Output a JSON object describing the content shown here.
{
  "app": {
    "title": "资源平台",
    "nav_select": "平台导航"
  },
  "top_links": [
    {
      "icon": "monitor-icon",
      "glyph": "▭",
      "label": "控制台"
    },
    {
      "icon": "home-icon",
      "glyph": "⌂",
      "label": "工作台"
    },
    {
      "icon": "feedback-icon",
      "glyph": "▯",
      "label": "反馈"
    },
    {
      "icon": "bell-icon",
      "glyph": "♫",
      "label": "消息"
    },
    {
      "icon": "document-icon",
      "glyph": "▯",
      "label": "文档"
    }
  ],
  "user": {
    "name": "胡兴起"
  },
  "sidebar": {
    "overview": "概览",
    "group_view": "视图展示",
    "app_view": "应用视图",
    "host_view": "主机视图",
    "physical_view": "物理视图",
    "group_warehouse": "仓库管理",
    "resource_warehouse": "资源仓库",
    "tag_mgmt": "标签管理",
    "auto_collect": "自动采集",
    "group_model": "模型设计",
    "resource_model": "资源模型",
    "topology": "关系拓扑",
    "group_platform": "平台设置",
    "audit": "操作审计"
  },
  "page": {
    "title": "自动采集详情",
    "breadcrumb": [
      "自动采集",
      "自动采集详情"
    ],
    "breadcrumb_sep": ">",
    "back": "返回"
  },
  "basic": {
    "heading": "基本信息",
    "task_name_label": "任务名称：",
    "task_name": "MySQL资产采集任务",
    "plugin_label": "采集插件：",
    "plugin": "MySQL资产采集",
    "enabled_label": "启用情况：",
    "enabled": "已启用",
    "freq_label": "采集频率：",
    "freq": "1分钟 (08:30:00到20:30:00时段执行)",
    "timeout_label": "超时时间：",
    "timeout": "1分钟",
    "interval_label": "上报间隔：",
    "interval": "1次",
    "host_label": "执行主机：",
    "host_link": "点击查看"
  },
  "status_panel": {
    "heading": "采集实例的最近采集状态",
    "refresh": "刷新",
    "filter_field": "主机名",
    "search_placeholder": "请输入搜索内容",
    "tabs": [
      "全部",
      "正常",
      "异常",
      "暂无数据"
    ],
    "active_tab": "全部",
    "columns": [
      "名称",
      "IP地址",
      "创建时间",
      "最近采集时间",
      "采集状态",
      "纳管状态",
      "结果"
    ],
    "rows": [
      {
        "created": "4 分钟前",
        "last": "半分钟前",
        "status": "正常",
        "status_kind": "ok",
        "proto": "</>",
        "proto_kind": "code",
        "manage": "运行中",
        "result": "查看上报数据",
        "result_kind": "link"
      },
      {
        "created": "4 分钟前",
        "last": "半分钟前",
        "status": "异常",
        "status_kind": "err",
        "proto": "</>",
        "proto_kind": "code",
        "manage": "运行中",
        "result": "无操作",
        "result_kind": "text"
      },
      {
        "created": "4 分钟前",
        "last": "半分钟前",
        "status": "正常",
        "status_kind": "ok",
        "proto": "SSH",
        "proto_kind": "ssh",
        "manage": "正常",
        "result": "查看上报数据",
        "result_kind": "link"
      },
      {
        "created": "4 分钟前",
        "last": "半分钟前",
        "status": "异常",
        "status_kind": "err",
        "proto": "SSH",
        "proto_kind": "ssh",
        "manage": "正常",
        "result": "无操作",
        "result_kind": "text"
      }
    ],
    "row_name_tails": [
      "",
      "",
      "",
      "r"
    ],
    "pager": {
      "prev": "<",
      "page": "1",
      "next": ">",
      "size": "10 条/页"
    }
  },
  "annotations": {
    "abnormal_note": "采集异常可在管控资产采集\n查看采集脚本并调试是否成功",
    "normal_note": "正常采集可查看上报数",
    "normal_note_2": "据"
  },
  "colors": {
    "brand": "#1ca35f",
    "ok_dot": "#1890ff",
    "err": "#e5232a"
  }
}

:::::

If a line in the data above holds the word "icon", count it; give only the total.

5